POPE - Because each person said what he thought, without fear of feeling judged. And everyone had the attitude of listening, without condemning. And then we discussed, like brothers, in the groups. But it is one thing to debate like brothers and another to condemn a priori. There was great freedom of expression. And this is beautiful!

QUESTION - In Krakow, you gave valuable inspiration to the young. What could be a special message to the young people of our country?

POPE - Not to be afraid, not to be ashamed of faith; not to be ashamed to seek out new ways. And to the young who are not believers: do not worry, search for the meaning of life. To a young person, I would give two pieces of advice: seek out horizons and do not go into retirement at the age of 20. It is very sad to see a young pensioner at 20, 25 years of age, isn’t it? Seek out horizons, go ahead, continue to work in this human task.

QUESTION - A final question, Holy Father, regarding the media: a consideration regarding the means of communication…

POPE – The communications media have a very great responsibility.
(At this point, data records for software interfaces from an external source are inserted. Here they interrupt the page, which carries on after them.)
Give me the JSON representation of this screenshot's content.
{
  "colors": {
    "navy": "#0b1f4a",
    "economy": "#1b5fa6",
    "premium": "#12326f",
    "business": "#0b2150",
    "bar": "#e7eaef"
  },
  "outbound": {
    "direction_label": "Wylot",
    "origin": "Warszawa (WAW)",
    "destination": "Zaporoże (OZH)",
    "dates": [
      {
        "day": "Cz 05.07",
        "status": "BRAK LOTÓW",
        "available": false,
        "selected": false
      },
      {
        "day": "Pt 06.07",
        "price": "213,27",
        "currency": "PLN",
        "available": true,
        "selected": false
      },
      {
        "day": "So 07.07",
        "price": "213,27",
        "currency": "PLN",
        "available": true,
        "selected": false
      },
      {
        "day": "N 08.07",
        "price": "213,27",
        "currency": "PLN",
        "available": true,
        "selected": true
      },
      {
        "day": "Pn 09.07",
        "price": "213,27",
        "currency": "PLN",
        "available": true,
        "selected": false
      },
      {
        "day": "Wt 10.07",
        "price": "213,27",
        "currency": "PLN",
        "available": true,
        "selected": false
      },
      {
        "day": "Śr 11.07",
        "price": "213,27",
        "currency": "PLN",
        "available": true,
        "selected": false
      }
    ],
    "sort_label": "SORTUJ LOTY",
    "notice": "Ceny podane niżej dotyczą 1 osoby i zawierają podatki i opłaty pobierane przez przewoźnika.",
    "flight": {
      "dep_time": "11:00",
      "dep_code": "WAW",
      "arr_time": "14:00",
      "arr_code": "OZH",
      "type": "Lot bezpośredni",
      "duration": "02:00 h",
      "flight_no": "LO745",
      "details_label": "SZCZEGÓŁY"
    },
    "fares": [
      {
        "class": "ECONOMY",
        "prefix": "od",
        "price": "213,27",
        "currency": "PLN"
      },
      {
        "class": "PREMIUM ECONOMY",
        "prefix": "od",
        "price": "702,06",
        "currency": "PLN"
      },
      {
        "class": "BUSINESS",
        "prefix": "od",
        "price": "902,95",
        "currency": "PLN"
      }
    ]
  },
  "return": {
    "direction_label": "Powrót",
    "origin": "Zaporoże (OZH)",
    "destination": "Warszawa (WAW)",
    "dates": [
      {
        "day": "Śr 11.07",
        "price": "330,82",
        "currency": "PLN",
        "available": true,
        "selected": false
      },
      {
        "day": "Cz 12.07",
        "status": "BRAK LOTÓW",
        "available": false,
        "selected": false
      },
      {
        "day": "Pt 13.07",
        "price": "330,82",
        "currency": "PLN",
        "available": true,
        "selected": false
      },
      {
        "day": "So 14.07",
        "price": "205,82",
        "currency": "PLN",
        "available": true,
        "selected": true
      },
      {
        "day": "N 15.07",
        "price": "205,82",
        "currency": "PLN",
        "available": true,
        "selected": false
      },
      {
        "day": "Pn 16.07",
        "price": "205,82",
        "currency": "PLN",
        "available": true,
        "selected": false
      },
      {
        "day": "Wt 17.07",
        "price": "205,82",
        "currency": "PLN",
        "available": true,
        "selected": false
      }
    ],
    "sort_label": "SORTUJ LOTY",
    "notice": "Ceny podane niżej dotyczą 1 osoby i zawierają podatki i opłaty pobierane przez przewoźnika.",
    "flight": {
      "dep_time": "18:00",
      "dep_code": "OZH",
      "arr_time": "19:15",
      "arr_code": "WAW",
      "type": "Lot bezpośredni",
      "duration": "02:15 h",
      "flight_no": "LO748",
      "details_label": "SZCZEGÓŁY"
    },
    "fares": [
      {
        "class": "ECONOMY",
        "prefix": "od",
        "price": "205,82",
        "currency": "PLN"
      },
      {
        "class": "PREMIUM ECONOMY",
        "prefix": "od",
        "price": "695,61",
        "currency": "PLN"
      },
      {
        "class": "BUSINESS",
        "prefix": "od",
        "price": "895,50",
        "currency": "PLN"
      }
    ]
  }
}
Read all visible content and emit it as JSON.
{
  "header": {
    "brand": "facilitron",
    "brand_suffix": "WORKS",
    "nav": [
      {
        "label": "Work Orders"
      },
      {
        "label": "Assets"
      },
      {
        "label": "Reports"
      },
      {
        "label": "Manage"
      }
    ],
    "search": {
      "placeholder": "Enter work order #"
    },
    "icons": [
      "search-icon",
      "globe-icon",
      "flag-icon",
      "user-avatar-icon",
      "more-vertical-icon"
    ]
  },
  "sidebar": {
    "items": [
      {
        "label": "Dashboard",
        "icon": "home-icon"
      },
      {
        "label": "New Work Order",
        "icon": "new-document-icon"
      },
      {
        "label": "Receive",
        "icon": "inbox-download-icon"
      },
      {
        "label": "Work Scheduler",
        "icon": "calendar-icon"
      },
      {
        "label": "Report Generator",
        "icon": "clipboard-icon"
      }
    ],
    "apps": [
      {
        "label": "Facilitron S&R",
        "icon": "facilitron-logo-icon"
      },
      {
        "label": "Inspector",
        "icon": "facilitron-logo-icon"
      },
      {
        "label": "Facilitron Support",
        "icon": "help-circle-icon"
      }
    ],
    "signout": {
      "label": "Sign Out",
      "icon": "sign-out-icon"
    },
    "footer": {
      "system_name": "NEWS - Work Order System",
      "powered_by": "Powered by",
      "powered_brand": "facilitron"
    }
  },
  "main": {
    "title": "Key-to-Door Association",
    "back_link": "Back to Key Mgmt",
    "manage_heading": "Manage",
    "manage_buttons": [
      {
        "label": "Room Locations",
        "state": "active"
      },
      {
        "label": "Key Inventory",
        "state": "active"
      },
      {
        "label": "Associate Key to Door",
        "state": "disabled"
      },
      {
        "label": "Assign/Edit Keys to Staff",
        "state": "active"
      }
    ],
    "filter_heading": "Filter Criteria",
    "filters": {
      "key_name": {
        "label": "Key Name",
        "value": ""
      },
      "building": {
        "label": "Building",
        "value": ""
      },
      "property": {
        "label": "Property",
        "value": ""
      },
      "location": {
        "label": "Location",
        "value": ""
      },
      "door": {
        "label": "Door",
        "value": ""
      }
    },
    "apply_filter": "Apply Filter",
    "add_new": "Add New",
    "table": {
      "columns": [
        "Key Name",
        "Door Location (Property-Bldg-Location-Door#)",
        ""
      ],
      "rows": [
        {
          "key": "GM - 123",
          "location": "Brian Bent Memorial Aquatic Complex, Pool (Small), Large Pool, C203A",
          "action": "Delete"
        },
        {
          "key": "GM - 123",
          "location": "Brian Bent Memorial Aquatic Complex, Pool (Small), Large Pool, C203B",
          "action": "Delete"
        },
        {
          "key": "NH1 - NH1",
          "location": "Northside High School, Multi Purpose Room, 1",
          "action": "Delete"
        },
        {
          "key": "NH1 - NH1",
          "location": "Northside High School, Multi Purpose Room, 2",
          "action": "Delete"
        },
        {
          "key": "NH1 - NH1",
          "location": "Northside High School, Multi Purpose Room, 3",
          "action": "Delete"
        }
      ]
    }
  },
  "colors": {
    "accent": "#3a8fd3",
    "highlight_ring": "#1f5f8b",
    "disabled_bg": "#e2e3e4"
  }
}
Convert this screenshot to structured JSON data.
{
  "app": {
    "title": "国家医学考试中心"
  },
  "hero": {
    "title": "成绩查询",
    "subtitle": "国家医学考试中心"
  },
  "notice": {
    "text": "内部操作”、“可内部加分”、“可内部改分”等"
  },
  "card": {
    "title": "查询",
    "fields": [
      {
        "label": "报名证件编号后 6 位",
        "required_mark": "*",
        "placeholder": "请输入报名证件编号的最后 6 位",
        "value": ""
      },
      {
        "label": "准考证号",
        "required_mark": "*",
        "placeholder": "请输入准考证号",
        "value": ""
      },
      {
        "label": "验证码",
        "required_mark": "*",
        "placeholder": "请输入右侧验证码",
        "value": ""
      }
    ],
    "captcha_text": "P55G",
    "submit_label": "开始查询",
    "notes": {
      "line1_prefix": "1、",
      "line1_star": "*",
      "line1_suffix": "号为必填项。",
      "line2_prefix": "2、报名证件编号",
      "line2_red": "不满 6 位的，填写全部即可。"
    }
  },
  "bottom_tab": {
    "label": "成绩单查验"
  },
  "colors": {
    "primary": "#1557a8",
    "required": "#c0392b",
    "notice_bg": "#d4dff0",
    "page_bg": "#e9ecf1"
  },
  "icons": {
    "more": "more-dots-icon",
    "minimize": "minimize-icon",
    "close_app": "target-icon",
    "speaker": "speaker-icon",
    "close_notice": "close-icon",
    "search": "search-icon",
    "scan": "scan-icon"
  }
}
Nowadays they have in their hands the possibility and the capacity to form opinion: they can form a good or a bad opinion. The means of communication are the builders of a society. In and of themselves, they are made to build, to interchange, to fraternise, to make us think, to educate. In themselves they are positive. It is obvious that, given that we are all sinners, also the media can – we who use the media, I am using a means of communication here – become harmful. And the communications media have their temptations. They can be tempted by calumny, and therefore used to slander, to sully people, especially in the world of politics. They can be used as a means of defamation: every person has the right to a good reputation, but perhaps in their previous life, or ten years ago, they had a problem with justice, or a problem in their family life, and bringing this to light is serious and harmful; it can annul a person. In slander we tell a lie about a person; in defamation, we leak a document, as we say in Argentina, “Se hace un carpetazo” – and we uncover something that is true, but already in the past, and which has already been paid for with a jail sentence, with a fine, or whatever. There is no right to this. This is a sin and it is harmful. A thing that can do great damage to the information media is disinformation: that is, faced with any situation, saying only a part of the truth, and not the rest. This is disinformation. Because you, to the listener or the observer, give only half the truth, and therefore it is not possible to make a serious judgement. Disinformation is probably the greatest damage that the media can do, as opinion is guided in one direction, neglecting the other part of the truth. And then, I believe that the media should be very clear, very transparent, and not fall prey – without offence, please – to the sickness of coprophilia, which is always wanting to communicate scandal, to communicate ugly things, even though they may be true. And since people have a tendency towards the sickness of coprophagia, it can do great harm. Thus, I would say that there are these four temptations. But they are builders of opinion and can construct, and do immense good, immense.

QUESTION – To conclude, a word for priests. Not a speech, because they say we have to conclude. … What is most important for a priest?

POPE – It is a rather Salesian answer, but it comes from the heart. Remember that you have a Mother who loves you, and never cease to love your Mother, the Virgin. Secondly, let yourself be looked at by Jesus. Third: seek out the suffering flesh of Jesus in your brothers: there you will encounter Jesus. This as a basis. Everything comes from here. If you are an orphan priest, who has forgotten that he has a Mother; if you are a priest who has drifted away from He Who called you, from Jesus, you will never be able to carry the Gospel. What is the way? Tenderness. May they have tenderness. Priests should never be ashamed of having tenderness.

May they caress the suffering blood of Jesus. Today there is a need for a revolution of tenderness in this world that suffers from “cardiosclerosis”.

QUESTION - Cardio…?

POPE – Cardiosclerosis.